Stretching and Muscle Soreness
Stretching exercises were once recommended as a method for relieving sore muscles. While it won't hurt to do them, you won't reap great benefits either. In a data collection gathered by the Musculoskeletal Division of The George Institute of Global Health, it was revealed that performing stretching exercises before and/or after an exercise routine doesn't reduce muscle soreness from DOMS.
The benefits of doing regular stretching exercises can help you avoid muscle injury, which will certainly eliminate soreness of a different kind. Doing stretching exercises two to three times per week for 10 to 20 minutes each session will also increase your flexibility, which can help reduce or eliminate muscle injury. Make sure your muscles are warmed up with a five- to 10-minute walk before you stretch. Each stretch should be held for 10 to 30 seconds without bouncing. Do stretches such as reaching for the sky, toe-touchers, the cat and cow poses, and arm stretches. One good arm and upper body stretch involves intertwining your fingers behind your lower back. Lean forward about 45 degrees while raising your arms toward the ceiling. Hold the position while feeling the stretch in your arms, chest and upper back.
Preventing and Treating Sore Muscles
Sore muscles from DOMS are best-relieved with an over-the-counter anti-inflammatory medication and ice. Place an ice pack on the sore muscle for 10 to 15 minutes, three times per day for the first three days. After this time frame, any remaining muscle soreness can be treated with heat.
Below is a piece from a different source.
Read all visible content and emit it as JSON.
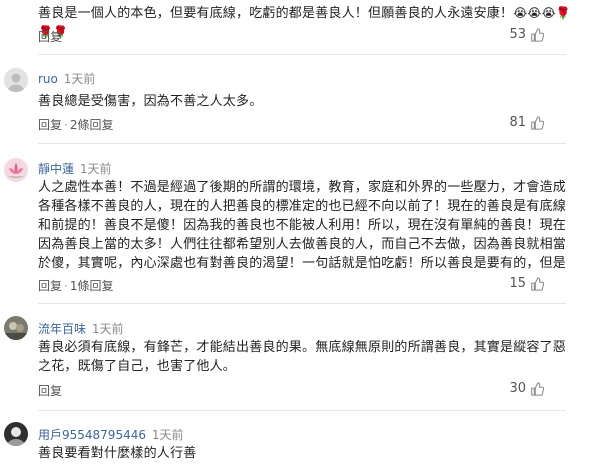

As you repeat the same vigorous exercise routine, you'll be less likely to experience DOMS because your muscles will adapt.